Black Desert’s roleplaying features may not boast the same degree of polish and convenience that players who are accustomed to tailor-made RP addons might have come to expect, but if you’re the kind of player who appreciates the little things, the simple joys of minor details that may not have been designed with roleplayers in mind but which nevertheless enhance the atmosphere of immersion on which good RP so heavily relies, I think there’s plenty to appreciate here.
Of course, you don’t have to take my word for it; next time you’ve got some time to kill, just take a stroll through the streets of the nearest major city – I’m particularly fond of Calpheon, but any will do. I promise you that, at least on the Orwen server (and the Calpheon 02 channel, especially), you won’t be able to make it more than a few blocks before some kind of RP starts creeping into your chat window. I’m serious; in Calpheon city during primetime, you can’t spit without hitting a roleplayer in the face.
In fact, chances are good that I’m one of them (don’t spit on me, please; that’s why I bought an alpaca). At least as of this writing, the Black Desert roleplaying community seems to be thriving, and as I’ve spent the last few thousand words trying to articulate, I think that the game offers a uniquely pleasant RP experience for those with an appreciation for the minutiae of immersion.

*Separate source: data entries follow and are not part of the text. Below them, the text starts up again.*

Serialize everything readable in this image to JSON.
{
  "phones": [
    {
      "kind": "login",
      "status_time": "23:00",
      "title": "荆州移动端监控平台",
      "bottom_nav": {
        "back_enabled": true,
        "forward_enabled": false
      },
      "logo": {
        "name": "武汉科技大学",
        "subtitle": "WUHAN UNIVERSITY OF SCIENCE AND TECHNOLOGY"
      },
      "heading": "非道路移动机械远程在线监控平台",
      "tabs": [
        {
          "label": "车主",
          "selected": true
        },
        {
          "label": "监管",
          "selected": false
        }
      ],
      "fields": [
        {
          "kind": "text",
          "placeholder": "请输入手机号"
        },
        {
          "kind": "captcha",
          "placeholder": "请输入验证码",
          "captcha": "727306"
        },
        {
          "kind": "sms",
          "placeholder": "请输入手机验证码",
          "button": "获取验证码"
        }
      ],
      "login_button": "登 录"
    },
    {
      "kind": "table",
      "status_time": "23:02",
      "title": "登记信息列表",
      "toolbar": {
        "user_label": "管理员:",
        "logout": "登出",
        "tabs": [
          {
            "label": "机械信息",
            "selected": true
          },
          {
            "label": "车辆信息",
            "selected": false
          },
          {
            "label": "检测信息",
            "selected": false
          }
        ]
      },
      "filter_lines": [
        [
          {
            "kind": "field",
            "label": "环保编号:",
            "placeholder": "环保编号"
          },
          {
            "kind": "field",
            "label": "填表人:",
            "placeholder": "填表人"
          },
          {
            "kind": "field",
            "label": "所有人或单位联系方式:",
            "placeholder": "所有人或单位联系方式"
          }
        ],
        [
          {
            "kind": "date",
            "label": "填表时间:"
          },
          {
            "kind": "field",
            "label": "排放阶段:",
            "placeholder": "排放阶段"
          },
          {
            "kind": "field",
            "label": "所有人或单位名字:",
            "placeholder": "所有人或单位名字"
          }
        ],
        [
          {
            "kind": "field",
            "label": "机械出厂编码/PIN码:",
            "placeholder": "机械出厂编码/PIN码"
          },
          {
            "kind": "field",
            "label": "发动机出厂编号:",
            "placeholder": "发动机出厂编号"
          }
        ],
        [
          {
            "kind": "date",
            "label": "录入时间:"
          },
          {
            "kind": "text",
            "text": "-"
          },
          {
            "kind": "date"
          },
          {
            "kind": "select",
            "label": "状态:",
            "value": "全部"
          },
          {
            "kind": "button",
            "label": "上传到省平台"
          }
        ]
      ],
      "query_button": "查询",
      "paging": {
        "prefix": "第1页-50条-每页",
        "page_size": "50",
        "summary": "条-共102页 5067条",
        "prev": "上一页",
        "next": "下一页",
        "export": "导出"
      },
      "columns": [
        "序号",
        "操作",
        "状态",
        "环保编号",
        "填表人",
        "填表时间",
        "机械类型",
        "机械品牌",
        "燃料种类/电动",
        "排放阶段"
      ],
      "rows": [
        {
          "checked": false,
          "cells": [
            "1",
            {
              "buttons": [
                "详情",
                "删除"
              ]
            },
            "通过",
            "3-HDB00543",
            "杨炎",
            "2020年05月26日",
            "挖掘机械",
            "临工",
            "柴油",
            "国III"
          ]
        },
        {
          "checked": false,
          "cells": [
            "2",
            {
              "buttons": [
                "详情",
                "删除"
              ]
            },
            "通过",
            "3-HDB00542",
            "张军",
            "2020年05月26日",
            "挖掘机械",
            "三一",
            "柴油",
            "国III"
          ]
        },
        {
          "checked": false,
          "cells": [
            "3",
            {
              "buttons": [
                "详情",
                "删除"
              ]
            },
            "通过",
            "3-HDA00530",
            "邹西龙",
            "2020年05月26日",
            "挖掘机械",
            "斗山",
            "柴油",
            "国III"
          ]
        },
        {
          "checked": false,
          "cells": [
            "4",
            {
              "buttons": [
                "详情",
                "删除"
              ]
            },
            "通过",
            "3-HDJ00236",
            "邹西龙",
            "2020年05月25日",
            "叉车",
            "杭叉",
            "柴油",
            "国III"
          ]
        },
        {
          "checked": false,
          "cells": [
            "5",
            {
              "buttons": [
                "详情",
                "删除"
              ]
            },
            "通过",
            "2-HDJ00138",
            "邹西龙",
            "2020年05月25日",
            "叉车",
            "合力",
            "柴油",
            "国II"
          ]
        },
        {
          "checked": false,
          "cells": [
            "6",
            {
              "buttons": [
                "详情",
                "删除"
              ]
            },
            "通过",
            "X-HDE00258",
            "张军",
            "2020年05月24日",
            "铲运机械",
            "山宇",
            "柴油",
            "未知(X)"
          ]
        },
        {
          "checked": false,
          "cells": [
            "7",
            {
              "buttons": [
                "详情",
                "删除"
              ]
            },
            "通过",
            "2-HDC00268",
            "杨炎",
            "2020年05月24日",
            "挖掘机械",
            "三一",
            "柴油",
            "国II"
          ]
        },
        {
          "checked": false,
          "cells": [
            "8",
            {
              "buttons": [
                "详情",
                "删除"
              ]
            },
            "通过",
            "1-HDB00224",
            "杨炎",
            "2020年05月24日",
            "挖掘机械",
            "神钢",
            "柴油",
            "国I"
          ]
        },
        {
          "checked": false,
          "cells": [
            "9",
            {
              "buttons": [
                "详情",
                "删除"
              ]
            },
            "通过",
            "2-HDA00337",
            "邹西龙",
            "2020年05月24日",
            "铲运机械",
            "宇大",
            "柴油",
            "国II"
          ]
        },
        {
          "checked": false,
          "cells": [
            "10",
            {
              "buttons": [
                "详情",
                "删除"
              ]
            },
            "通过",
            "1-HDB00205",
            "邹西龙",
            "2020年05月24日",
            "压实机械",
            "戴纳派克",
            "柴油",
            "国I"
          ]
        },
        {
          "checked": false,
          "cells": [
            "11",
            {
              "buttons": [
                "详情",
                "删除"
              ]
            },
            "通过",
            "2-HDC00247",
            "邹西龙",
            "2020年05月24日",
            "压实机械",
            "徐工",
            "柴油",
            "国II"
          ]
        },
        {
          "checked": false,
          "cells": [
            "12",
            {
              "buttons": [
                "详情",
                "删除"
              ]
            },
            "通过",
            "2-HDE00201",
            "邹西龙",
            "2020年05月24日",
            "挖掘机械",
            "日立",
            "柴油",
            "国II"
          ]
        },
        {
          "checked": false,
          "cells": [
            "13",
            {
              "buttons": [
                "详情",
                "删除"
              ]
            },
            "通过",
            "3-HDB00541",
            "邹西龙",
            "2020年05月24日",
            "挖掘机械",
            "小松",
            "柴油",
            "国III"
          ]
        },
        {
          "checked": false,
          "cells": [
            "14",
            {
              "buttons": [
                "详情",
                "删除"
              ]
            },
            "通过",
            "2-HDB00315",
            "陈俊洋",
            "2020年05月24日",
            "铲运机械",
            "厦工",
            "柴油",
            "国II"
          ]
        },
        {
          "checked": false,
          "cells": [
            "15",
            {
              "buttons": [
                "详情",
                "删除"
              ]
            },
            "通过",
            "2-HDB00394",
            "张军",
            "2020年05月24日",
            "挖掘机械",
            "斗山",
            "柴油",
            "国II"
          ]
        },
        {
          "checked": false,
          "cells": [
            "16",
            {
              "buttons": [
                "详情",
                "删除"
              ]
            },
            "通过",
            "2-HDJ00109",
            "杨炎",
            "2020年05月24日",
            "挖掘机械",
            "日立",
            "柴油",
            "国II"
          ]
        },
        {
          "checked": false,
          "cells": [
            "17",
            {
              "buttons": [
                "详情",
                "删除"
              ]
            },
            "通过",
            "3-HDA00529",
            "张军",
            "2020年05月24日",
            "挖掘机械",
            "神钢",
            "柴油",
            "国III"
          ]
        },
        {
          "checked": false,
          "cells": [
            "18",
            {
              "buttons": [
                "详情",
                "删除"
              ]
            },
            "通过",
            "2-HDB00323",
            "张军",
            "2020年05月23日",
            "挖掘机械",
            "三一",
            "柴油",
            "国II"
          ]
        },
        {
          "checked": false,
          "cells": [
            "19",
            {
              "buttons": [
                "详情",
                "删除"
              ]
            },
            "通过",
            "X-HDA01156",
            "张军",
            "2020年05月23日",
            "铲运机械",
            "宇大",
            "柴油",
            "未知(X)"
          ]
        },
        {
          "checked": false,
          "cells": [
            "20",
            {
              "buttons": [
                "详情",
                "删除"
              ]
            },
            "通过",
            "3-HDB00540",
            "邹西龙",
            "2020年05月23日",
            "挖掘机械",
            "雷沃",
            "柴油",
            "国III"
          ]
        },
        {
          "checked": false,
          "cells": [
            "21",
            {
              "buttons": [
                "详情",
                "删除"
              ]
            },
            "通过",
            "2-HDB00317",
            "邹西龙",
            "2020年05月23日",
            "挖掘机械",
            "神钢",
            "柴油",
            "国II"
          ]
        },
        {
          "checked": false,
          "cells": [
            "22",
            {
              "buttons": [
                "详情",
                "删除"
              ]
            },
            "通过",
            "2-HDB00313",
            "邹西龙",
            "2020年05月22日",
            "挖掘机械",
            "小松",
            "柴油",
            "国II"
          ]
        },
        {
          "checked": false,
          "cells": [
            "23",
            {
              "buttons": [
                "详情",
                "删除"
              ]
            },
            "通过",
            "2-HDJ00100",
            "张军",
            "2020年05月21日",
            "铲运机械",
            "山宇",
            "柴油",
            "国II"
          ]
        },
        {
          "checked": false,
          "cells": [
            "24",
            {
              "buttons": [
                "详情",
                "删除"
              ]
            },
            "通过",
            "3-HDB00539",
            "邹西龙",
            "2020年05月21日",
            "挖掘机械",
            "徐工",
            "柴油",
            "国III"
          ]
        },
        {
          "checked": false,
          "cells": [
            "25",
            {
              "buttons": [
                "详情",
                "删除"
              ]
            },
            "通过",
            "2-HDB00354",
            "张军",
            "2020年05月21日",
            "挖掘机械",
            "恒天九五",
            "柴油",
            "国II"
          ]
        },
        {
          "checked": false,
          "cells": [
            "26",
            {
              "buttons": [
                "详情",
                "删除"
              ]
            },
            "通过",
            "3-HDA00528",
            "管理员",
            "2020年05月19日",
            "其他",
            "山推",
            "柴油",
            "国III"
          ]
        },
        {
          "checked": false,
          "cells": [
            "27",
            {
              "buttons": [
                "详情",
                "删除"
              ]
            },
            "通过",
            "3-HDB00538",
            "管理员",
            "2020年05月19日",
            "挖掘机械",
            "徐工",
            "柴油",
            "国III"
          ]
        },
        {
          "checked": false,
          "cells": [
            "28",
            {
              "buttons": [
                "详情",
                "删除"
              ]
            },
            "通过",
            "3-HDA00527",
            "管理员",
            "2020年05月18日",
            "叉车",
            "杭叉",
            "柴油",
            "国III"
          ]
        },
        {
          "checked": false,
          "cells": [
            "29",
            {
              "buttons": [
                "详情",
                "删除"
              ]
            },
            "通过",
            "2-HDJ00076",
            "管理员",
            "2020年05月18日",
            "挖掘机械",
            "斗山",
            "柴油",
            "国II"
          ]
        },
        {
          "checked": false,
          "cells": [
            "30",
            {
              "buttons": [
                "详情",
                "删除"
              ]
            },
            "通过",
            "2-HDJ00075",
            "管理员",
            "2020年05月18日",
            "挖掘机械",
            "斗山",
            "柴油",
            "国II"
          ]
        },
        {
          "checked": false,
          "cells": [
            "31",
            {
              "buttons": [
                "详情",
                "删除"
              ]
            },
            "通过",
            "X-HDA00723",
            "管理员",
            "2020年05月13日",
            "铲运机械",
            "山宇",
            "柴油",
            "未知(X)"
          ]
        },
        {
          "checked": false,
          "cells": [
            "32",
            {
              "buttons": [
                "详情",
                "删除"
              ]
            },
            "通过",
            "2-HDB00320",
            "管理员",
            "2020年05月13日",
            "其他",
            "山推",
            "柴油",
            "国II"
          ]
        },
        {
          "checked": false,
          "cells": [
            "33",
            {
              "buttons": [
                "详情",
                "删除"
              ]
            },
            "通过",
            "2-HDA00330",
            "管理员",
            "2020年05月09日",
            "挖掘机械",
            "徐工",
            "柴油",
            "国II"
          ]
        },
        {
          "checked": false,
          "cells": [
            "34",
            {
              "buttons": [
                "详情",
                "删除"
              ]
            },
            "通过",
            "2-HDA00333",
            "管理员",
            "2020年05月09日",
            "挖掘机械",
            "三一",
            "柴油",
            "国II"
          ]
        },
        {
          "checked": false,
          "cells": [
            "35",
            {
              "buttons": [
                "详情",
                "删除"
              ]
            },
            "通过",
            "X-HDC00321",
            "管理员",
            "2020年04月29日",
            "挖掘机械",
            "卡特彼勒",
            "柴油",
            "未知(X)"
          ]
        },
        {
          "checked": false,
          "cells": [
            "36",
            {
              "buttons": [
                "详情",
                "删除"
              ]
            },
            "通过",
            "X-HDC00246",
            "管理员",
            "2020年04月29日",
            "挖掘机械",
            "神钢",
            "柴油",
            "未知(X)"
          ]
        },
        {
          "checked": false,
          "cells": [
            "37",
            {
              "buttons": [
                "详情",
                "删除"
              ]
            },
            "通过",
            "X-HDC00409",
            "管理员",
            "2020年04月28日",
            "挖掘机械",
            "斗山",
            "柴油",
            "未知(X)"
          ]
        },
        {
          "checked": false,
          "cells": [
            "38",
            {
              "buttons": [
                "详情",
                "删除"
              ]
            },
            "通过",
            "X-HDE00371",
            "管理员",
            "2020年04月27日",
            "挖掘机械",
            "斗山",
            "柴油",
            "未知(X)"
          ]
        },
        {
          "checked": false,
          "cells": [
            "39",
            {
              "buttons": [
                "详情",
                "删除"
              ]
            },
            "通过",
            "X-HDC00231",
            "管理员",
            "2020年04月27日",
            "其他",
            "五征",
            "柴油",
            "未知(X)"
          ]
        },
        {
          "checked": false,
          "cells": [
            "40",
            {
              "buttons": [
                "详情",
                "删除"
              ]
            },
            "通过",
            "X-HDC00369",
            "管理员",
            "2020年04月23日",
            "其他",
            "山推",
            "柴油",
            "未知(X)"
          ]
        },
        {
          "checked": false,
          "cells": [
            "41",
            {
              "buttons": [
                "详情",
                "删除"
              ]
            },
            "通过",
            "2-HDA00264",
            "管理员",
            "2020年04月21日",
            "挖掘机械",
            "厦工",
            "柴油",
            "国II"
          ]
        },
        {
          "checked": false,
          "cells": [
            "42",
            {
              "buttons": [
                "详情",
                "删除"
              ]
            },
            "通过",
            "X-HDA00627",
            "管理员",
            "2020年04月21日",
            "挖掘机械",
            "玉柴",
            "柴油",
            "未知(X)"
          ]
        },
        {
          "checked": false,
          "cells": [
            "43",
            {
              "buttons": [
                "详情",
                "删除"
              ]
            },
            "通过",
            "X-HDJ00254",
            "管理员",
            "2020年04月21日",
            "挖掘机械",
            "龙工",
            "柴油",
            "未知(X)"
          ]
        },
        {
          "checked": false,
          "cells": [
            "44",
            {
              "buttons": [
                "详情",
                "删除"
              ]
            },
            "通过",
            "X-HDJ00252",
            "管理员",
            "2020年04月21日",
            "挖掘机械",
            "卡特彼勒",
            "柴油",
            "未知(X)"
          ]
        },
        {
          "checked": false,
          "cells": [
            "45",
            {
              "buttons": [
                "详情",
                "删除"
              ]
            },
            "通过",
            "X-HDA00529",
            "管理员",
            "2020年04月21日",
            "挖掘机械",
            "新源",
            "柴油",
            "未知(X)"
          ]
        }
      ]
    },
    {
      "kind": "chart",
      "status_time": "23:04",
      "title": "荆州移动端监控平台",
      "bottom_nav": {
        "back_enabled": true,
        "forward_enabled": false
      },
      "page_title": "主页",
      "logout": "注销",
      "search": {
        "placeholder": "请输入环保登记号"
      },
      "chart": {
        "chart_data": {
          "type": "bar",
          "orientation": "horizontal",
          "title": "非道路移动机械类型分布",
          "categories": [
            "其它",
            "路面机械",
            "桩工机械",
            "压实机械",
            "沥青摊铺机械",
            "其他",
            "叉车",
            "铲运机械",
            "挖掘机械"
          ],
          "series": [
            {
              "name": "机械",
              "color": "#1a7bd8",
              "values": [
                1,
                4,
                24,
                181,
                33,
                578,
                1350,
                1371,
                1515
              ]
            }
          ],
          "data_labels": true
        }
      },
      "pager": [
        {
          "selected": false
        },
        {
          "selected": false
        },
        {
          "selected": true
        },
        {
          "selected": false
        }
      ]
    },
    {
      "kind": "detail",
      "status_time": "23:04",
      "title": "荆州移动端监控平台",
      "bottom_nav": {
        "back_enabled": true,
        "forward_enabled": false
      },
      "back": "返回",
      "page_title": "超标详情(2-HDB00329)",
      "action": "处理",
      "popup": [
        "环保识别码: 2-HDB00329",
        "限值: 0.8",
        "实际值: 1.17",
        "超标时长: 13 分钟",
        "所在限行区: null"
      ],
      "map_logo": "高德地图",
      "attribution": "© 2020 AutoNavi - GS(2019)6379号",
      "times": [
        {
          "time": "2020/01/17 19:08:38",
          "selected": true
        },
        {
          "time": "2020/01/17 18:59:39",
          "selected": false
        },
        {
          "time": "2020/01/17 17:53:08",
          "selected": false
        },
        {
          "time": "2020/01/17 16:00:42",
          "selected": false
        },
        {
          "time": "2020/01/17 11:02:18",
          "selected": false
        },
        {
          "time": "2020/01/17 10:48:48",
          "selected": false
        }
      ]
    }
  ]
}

To close this column out once and for all, I’d like to add two final things: First off, I wanna give an obligatory plug for Black Desert Roleplayers, which should be the first stop for anyone who wants to explore everything the Black Desert RP community has to offer. Secondly, whether you’re a veteran roleplayer who’s been at it since you were old enough to roll a d20 or you’re a fresh-faced first-timer who just wants to see what the deal with this whole roleplaying thing is, I implore you to take the opportunity to join the fun in Black Desert. Anyway, that’s all for now. As always, thanks for joining me, and I’ll see you next time, Nomads.